The dispute between Disney and Florida Governor Ron DeSantis took an interesting turn. One day before the state dissolved the 25,000-acre theme park tax district, the old board held a public meeting. They passed an agreement to transfer all powers from the Reedy Creek Improvement District to Disney. The newly appointed board by the governor was powerless to do anything when they met for the first time.
[T]his Declaration shall continue in effect until twenty-one (21) years after the death of the last survivor of the descendants of King Charles III, King of England living as of the date of this Declaration.
“Strange World” is the third of three movies I saw during the Thanksgiving weekend.

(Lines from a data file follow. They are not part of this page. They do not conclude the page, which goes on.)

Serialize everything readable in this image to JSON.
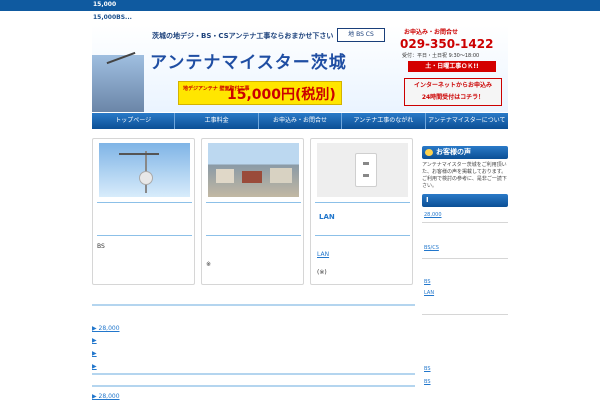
{
  "header": {
    "topbar": "15,000",
    "subline": "15,000BS...",
    "tagline": "茨城の地デジ・BS・CSアンテナ工事ならおまかせ下さい",
    "logos": "地 BS CS",
    "title": "アンテナマイスター茨城",
    "price_small": "地デジアンテナ 壁面取付工事",
    "price": "15,000円(税別)",
    "contact_label": "お申込み・お問合せ",
    "phone": "029-350-1422",
    "hours": "受付：平日・土日祝 9:30〜18:00",
    "weekend": "土・日曜工事ＯＫ!!",
    "net_line1": "インターネットからお申込み",
    "net_line2": "24時間受付はコチラ！"
  },
  "nav": [
    "トップページ",
    "工事料金",
    "お申込み・お問合せ",
    "アンテナ工事のながれ",
    "アンテナマイスターについて"
  ],
  "cards": [
    {
      "title": "",
      "text": "BS",
      "note": ""
    },
    {
      "title": "",
      "text": "",
      "note": "※"
    },
    {
      "title": "LAN",
      "link": "LAN",
      "note": "(※)"
    }
  ],
  "bullets": [
    {
      "text": "▶ 28,000",
      "suffix": ""
    },
    {
      "text": "▶",
      "suffix": ""
    },
    {
      "text": "▶",
      "suffix": ""
    },
    {
      "text": "▶",
      "suffix": ""
    },
    {
      "text": "▶ 28,000",
      "suffix": ""
    }
  ],
  "sidebar": {
    "voice_title": "お客様の声",
    "voice_text": "アンテナマイスター茨城をご利用頂いた、お客様の声を掲載しております。ご利用で検討の参考に、是非ご一読下さい。",
    "box_title": "I",
    "links": [
      "28,000",
      "BS/CS",
      "BS",
      "LAN",
      "BS",
      "BS"
    ]
  },
  "colors": {
    "primary": "#0f5aa0",
    "accent": "#d40000",
    "price_bg": "#ffe600"
  }
}
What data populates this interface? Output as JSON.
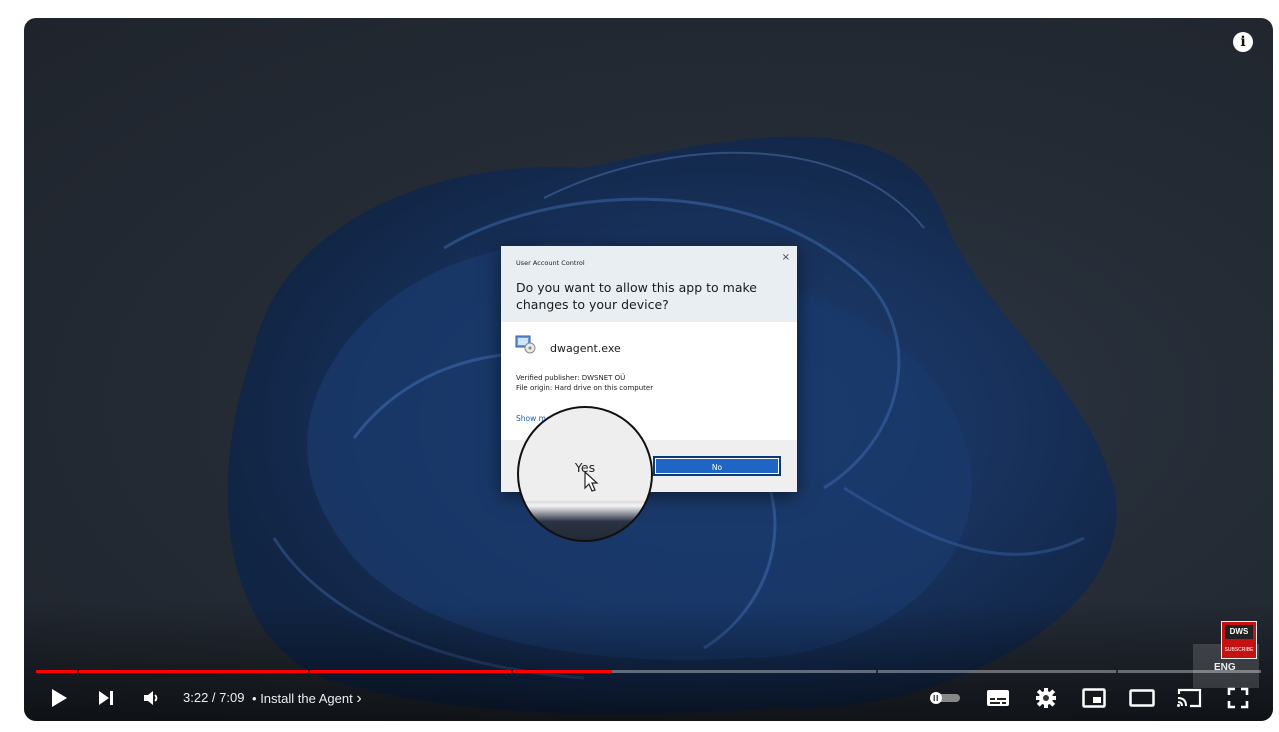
{
  "player": {
    "info_icon": "info-icon",
    "time_display": "3:22 / 7:09",
    "chapter_separator": "•",
    "chapter_title": "Install the Agent",
    "chapter_chevron": "›",
    "progress_fraction": 0.47,
    "language_badge": "ENG",
    "colors": {
      "played": "#ff0000",
      "dialog_no_button": "#1f65c3"
    }
  },
  "uac": {
    "caption": "User Account Control",
    "close_glyph": "×",
    "question": "Do you want to allow this app to make changes to your device?",
    "app_name": "dwagent.exe",
    "publisher": "Verified publisher: DWSNET OÜ",
    "origin": "File origin: Hard drive on this computer",
    "show_more": "Show m",
    "yes_label": "Yes",
    "no_label": "No"
  },
  "brand": {
    "badge_text": "DWS",
    "subscribe_text": "SUBSCRIBE"
  },
  "icons": {
    "play": "play-icon",
    "next": "next-icon",
    "volume": "volume-icon",
    "autoplay": "autoplay-toggle-icon",
    "subtitles": "subtitles-icon",
    "settings": "gear-icon",
    "miniplayer": "miniplayer-icon",
    "theater": "theater-icon",
    "cast": "cast-icon",
    "fullscreen": "fullscreen-icon"
  }
}
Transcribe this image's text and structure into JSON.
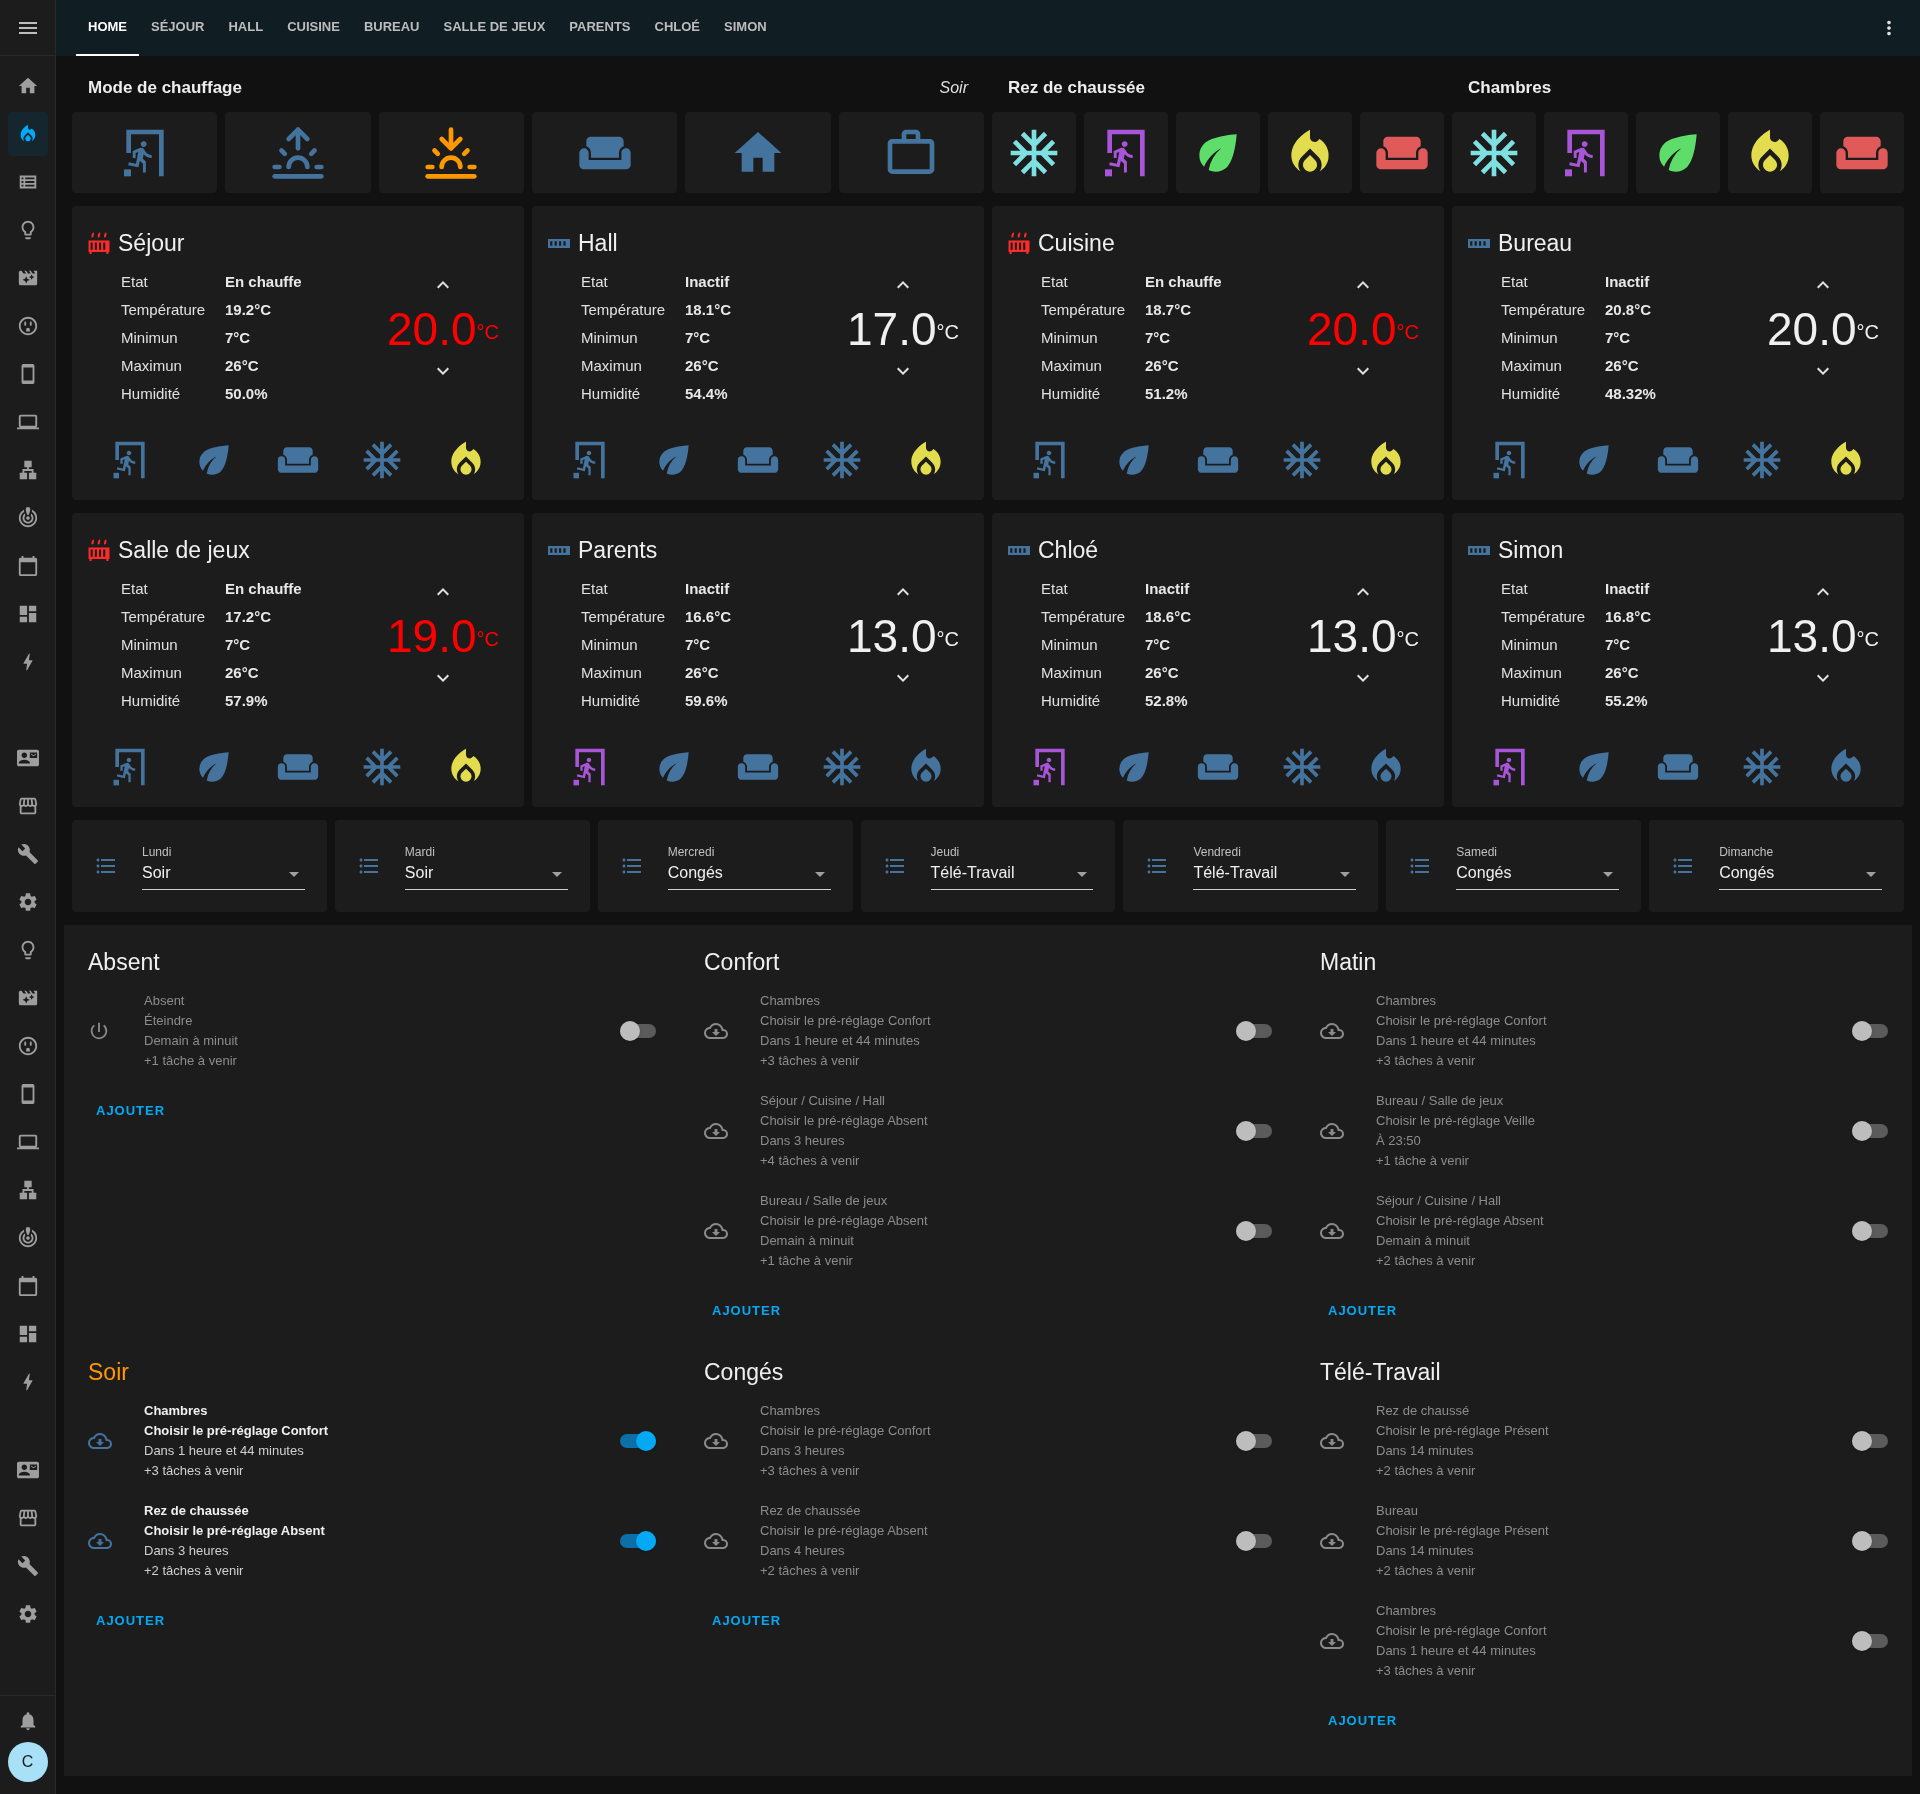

This animated family adventure received a CinemaScore rating of a B by moviegoers. Being the first Walt Disney Animation Studios movie to score below an A- in 30 years. I had three serious problems with this movie that could explain why it bombed at the theaters.
Have you ever noticed how some reviewers post a review of a forthcoming movie just days before it opens to the general public? Yet they never disclose how they got free tickets to see a preview screening.
Are they sleeping with the teenagers behind the concession stand at the movie theater?
Do they know someone who is waiting tables to make it big in Hollywood?
Are they taking cash payments from the movie studios?
We are less than one week away from “Star Wars: The Rise of Skywalker” coming out in the movie theaters. Disney issued a warning “that visuals and sustained flashing light” in the movie could affect those who are photosensitive. If this seems like a familiar problem, it is. Pixar, also owned by the House of Mouse, had to put out a similar warning for “The Incredibles 2” after it came out in theaters. A problem that Disney partially fixed when it came out on Blu-Ray. You would think that Disney wouldn’t have avoided making the same mistake twice.
Earlier this week I saw a preview showing of Disney’s Aladdin, the live action version of the 1992 animated version. Will Smith replaces Robin Williams as the blue-skinned Genie, providing not only the voice but also the physical presence on the big screen. I had my doubts on whether he could pull that off. Robin Williams was a legendary comedian and the Genie was one of his most iconic roles. Never mind that I’ve never seen the animated version of Disney’s Aladdin.
A survey question by Civic Science found that 56% of Americans are against teaching Arabic numerals to kids. What are Arabic numerals? Zero, one, two, three, four, five, six, seven, eight, and nine. The everyday numbers that schools have taught kids in the West for the last 800 years.
Snopes weighed in with a “true” rating, noting that the survey was like another viral survey question from December 2015. Public Policy Polling found that 41% of Republicans and 19% of Democrats were in favor of bombing “Agrabah,” the fictional city of Disney’s Aladdin. I very much doubt that Will Smith will be singing “bomb, bomb, bomb, Agrabah,” in the live action version of Disney’s Aladdin at the movie theaters this week.
What does the survey questions about Arabic numerals and Aladdin reveal about Americans?